As young people in the Link Up project describe their struggles to obtain basic information about sex and HIV, sex education in Quebec  was removed from the curriculum in 2005 and has since been the responsibility of parents, community organizations and youth themselves. The controversy was reignited recently when the province of Ontario moved ahead with plans for comprehensive sex classes for students which reflects current realities including sexuality, online pornography and text messaging. In presenting basic HIV information to high school and college students, given the current situation in schools, I was not entirely surprised to learn that most students did not know that female condoms existed and their basic level of knowledge concerning HIV was poor. 

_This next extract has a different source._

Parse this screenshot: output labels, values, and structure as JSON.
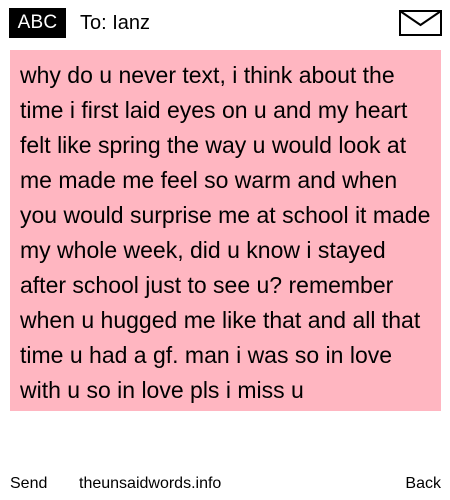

The ongoing and most striking similarity to the young people in Link Up is the criminalization of HIV for non-disclosure. Canada continues to have harsh legislation for non-disclosure of HIV  and is one of the countries in the world that utilizes these kind of laws most and young people are not exempt from criminalization

In fact "While application for adult sentence used to be at the discretion of the Crown, with the introduction of the Safe Streets and Communities Act,( a bill that was passed with the Canadian government in 2012)  the legislation will now require the Crown to consider seeking adult sentences for youth convicted of the most seriousviolent crimes such as murder, attempted murder, manslaughter, and aggravated sexual assault — a charge commonly used in cases of HIV non-disclosure." 

Young people involved in sex work describe harsh treatment by state run organizations and the many risks involved as sex workers. Yet recent new legislation in Canada criminalizes sex work, places sex workers at greater risk for violence and completely ignores their basic human rights. Again, this is in spite of evidence that decriminalizing sex work does in fact protect sex workers and provides them with a safer work environment. 

The bottom line

As mentioned, Canada does have more advanced programs in comparison to the shared experiences of young people in the Link Up project. But can we consider ourselves role models or mentors in their vision for designing and implementing programs to address the needs of sexual and reproductive health and rights of young men who have sex with men, young people who do sex work, young people who use drugs, young transgender people and young people living with HIV? 

What do you think?